(Dataset items)
*** Block opens ***

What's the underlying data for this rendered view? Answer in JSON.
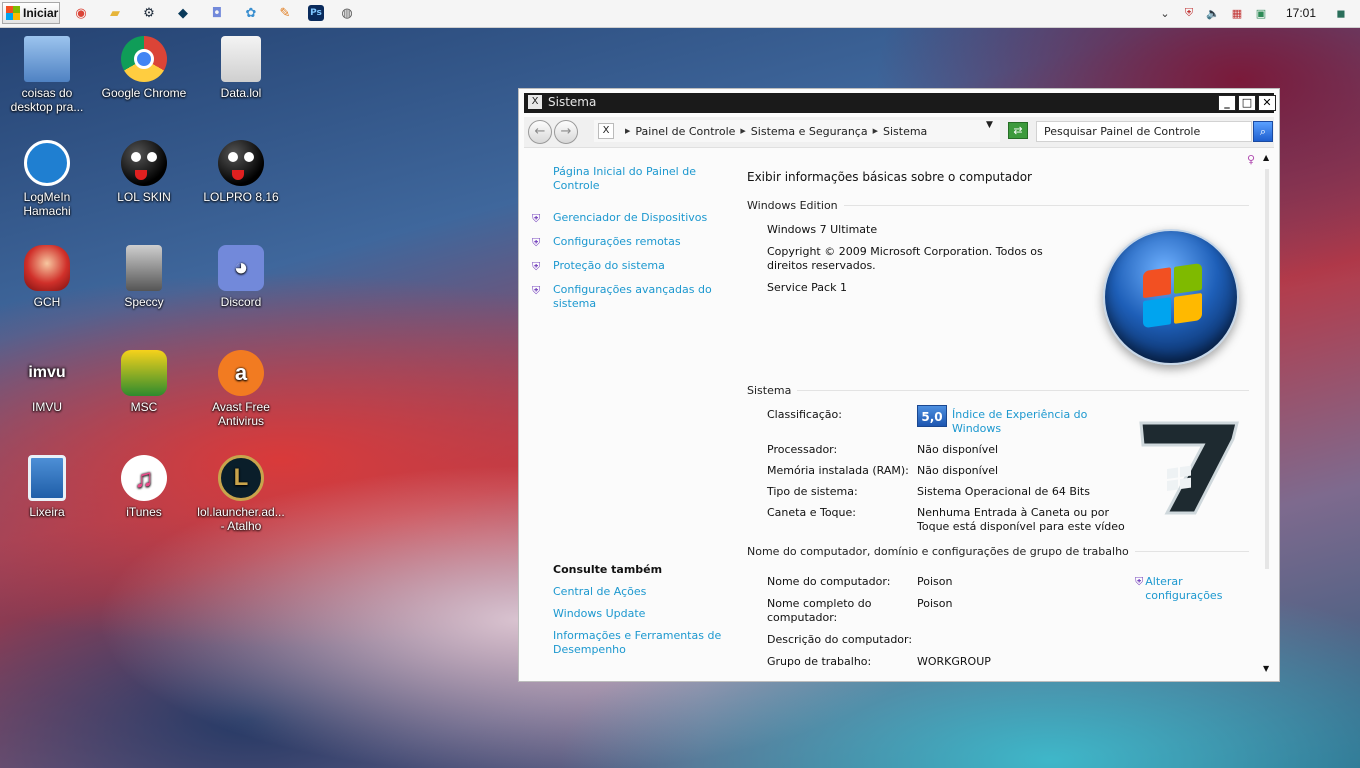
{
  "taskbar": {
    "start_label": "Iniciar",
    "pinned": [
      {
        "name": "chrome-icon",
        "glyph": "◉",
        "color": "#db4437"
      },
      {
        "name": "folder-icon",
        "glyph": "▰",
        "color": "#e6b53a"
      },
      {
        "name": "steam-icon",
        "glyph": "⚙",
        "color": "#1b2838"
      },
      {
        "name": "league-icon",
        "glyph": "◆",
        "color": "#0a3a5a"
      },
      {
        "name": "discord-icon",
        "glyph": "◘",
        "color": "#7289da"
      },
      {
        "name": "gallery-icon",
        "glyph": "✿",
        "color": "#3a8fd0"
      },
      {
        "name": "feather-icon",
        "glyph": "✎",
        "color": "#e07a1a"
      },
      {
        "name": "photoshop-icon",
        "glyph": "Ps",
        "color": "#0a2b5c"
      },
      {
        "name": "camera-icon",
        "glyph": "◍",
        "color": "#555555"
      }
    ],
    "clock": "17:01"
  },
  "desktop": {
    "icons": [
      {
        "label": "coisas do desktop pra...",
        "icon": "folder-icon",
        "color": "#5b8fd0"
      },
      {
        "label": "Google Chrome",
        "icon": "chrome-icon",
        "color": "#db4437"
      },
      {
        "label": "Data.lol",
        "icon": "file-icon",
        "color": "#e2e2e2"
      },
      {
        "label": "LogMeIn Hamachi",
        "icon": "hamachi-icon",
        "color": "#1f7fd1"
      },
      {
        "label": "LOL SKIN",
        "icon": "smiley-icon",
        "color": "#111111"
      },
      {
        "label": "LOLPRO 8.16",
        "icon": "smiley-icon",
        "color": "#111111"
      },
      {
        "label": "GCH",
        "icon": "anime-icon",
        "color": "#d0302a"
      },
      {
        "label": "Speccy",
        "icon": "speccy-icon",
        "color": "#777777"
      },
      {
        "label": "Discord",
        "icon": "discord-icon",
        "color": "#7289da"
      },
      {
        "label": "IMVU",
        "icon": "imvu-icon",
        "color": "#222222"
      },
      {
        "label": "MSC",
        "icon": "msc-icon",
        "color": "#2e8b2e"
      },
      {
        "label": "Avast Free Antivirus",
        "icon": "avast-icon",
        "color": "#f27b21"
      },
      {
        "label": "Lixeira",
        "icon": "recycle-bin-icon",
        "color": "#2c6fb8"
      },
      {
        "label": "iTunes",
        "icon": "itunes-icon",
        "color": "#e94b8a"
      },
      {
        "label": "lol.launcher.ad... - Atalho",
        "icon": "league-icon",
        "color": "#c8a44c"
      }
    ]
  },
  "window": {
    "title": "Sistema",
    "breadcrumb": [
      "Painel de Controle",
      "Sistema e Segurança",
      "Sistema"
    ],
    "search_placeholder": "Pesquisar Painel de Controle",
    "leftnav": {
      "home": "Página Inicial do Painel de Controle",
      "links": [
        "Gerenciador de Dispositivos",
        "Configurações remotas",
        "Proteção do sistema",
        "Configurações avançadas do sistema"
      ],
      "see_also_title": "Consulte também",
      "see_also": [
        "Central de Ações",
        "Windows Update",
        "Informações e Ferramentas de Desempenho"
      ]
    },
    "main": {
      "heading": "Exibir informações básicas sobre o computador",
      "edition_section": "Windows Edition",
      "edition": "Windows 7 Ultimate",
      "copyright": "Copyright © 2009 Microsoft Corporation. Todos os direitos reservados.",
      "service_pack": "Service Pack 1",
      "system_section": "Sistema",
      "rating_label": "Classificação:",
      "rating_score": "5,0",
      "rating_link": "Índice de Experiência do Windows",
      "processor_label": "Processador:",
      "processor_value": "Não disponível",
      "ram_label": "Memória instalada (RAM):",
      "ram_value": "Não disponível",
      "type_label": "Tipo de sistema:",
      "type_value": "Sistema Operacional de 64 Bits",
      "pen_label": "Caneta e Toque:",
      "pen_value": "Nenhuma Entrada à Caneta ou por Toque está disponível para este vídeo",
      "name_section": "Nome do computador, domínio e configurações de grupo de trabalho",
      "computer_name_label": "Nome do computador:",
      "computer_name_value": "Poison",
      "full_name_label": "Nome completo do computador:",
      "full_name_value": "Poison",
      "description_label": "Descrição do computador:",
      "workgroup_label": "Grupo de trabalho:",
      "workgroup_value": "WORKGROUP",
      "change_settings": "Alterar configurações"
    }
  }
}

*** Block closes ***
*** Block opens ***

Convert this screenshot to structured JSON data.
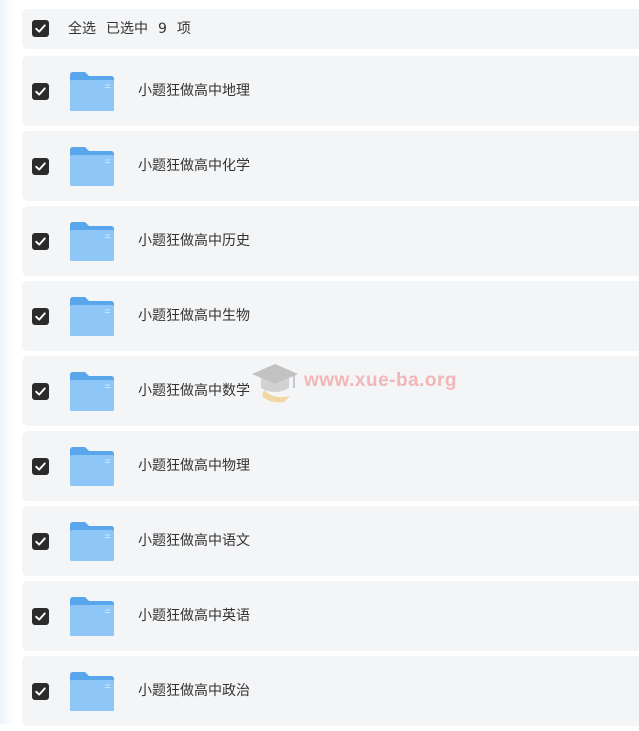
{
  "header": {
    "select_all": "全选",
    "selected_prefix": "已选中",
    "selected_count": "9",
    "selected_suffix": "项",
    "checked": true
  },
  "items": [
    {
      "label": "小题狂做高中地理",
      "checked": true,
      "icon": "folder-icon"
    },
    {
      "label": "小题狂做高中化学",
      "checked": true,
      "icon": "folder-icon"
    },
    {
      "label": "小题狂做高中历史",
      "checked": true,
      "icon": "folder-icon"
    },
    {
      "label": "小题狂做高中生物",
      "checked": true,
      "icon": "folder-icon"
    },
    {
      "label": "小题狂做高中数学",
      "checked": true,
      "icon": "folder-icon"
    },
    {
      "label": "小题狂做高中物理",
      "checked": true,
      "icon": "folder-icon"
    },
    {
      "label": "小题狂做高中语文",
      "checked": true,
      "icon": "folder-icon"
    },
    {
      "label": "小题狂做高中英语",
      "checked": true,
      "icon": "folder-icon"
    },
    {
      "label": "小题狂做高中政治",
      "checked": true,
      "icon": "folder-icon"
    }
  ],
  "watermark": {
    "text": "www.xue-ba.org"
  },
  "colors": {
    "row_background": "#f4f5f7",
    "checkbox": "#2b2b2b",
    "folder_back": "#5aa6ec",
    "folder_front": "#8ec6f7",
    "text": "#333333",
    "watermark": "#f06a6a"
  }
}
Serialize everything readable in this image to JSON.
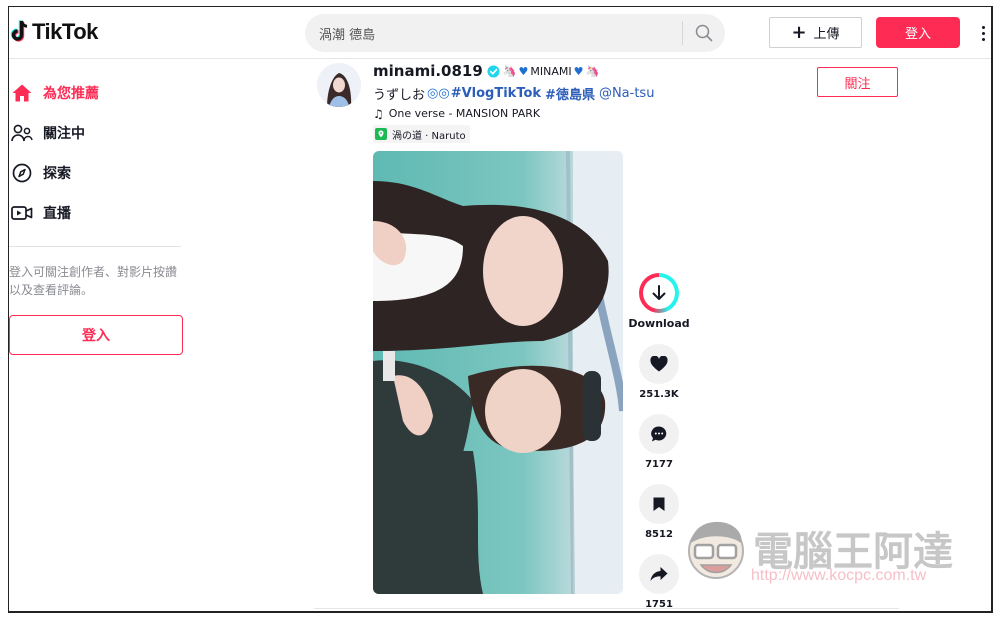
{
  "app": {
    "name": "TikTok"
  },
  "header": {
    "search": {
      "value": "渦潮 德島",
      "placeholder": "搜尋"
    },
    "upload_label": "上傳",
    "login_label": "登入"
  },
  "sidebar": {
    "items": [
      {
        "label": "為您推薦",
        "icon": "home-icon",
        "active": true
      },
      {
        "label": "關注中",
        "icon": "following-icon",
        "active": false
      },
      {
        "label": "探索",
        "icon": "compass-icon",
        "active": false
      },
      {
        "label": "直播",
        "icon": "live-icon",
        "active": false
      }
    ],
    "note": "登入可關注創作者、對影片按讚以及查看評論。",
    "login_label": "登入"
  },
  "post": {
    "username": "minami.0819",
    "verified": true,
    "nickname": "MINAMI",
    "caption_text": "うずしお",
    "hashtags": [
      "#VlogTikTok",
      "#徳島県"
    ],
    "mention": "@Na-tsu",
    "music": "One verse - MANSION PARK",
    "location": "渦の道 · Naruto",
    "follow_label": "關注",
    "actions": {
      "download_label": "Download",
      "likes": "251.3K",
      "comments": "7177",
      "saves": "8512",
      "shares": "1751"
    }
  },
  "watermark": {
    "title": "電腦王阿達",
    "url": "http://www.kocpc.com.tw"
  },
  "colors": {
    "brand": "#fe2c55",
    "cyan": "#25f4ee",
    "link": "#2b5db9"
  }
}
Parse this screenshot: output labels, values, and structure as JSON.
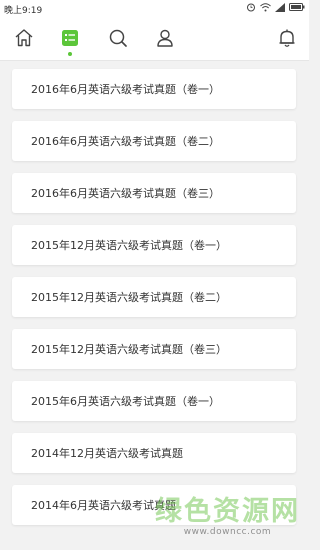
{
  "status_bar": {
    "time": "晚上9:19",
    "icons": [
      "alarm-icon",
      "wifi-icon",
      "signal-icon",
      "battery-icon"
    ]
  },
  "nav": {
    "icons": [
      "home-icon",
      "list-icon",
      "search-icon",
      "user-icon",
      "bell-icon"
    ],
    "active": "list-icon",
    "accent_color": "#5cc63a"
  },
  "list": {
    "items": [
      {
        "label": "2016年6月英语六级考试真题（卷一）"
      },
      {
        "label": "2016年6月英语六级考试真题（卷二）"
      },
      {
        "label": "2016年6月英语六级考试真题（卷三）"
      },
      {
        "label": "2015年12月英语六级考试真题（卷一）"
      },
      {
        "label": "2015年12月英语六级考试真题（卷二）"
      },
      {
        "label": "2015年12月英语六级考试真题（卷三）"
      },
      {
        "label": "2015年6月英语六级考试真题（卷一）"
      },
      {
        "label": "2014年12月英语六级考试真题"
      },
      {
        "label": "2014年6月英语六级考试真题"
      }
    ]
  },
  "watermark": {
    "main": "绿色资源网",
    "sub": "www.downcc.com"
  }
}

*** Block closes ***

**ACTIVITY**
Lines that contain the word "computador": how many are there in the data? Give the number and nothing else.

**TASK RESPONSE**
5